    If “evolution” is “changes” and even “change in allele frequency”, the bar is too low and then EVERYTHING is “evolution” which is absurd. On the other hand, “descent with modification” is a downright silly concept when you think about it – we’re a MIX of our parents and as NOT AT ALL a “modified” version of either one. Even Darwin should have known that much.

    And what do you know? Lamarckism was “evolution” before Darwinism: https://blog.oxforddictionaries.com/2015/05/08/evolution-etymology/

  28. 28
    ET says:

    Hi NonLin- From Dr. Behe:

    Scott refers to me as an intelligent design “creationist,” even though I clearly write in my book Darwin’s Black Box (which Scott cites) that I am not a creationist and have no reason to doubt common descent. In fact, my own views fit quite comfortably with the 40% of scientists that Scott acknowledges think “evolution occurred, but was guided by God.” Where I and others run afoul of Scott and the National Center for Science Education (NCSE) is simply in arguing that intelligent design in biology is not invisible, it is empirically detectable. The biological literature is replete with statements like David DeRosier’s in the journal Cell: “More so than other motors, the flagellum resembles a machine designed by a human” (1). Exactly why is it a thought-crime to make the case that such observations may be on to something objectively correct?

    It looks like he agrees with 1-5. I do not. Common Descent is still an untestable concept.

    And offspring would be a modified version of both parents.
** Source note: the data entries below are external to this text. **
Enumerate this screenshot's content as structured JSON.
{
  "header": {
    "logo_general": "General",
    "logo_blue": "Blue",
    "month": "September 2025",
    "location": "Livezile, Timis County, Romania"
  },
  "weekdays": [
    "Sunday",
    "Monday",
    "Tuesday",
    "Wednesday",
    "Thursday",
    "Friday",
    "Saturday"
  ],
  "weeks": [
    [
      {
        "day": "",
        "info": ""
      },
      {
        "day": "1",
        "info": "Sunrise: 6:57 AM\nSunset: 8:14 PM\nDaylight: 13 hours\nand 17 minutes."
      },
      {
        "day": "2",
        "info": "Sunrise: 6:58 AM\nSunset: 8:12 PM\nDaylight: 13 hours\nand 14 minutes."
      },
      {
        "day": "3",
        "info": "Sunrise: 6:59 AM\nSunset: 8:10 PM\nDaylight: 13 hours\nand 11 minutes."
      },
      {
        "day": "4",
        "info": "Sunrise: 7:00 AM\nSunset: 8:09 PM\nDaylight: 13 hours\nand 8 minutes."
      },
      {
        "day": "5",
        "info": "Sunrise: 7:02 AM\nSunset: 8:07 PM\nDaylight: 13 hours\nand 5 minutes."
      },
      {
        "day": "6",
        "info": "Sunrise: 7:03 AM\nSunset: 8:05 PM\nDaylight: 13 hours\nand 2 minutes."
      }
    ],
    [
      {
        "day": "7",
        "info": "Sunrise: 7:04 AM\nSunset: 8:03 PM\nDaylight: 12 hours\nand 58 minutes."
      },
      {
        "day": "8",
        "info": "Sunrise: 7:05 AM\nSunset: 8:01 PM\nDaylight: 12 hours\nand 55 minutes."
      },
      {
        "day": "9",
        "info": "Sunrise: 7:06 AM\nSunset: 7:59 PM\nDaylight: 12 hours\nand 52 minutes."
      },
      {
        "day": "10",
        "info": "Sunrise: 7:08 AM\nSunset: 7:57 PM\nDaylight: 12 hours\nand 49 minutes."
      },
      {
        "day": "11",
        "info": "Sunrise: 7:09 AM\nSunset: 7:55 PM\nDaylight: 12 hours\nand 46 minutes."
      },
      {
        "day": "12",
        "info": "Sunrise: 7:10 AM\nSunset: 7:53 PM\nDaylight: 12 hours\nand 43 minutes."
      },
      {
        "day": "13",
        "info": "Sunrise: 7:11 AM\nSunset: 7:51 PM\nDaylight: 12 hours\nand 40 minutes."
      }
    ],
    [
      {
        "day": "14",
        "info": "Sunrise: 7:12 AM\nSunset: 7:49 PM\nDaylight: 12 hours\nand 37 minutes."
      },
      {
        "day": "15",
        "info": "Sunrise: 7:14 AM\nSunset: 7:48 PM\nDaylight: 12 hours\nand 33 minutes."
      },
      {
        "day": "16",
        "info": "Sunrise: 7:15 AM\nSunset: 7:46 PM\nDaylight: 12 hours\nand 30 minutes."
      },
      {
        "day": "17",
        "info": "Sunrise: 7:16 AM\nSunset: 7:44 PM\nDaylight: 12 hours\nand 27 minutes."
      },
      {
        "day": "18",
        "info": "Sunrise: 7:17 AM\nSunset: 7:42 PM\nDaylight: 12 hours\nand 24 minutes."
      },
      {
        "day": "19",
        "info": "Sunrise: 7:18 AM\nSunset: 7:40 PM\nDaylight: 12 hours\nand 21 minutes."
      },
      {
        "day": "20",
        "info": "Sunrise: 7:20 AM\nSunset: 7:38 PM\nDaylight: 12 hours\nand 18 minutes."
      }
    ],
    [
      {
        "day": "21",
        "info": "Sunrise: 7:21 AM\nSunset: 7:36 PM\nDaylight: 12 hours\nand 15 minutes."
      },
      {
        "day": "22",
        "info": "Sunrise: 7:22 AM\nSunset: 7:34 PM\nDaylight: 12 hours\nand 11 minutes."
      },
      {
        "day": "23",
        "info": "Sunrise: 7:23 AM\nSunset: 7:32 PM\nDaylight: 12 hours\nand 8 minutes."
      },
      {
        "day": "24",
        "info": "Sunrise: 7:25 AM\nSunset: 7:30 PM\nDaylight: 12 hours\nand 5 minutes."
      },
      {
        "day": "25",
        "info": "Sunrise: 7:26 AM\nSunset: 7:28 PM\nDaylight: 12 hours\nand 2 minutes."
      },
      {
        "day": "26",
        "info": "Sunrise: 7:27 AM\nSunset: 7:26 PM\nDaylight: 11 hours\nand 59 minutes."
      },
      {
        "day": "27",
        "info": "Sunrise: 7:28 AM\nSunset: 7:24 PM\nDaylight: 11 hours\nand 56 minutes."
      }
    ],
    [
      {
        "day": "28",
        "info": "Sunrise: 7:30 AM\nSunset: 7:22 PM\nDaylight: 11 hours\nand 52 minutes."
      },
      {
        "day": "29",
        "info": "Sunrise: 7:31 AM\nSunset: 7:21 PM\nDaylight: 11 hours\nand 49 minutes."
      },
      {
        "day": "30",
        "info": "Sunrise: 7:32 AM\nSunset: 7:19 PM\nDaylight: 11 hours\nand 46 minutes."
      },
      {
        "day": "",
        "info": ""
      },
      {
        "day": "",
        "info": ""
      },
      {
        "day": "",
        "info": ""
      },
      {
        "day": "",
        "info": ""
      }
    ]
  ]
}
We are not clones.

    Look, I am NOT Ok with saying ID is anti-evolution just because you have issues with the word “evolution”. Saying that ID is anti-evolution makes it appear that ID is for the fixity of species. And THAT has been the whole problem all along. We have allowed them to hijack the word. We need to make the world aware of that fact and not cower from the word.

    Evolution by means of intelligent design is still evolution. Organisms that are intelligently designed to evolve and evolve by means of intelligent design are still evolving.

    It is up to you, when having a discussion on “evolution” to be up front with the definitions and clarify what you mean and what your opponent means. When a reporter hounded a GoP Presidential candidate about believing in “evolution” he shot right back with “that depends on what you mean by the word…” and went into the explanation.

  29. 29
    ET says:

    But anyway- I am into chapter 1 and it appears that Dr. Behe is unaware that polar bears actually have clear, hollow fur, with the small guard hairs being clear but not hollow. This seems to be common amongst cold-weathered mammals- alpacas have hollow hair. The llama have a hollow core fiber. And Rudolph’s kin (reindeer) also have (soft) hollow hair.

    The point being is the changes most likely did not just occur to the LYST (pigmentation) gene.

    The skin of a polar bear is black, which is similar in color to the skin of a grizzly.

    Also just because changes to a gene (APOB) has adverse effects in other mammals doesn’t say anything about polar bears. We know that genes are not isolated actors.

    But chapter one does make the great point that today people add “evolution” to just about anything and the addition does not add one bit of information. It is just hype and window dressing designed to keep the populace indoctrinated.

Leave a Reply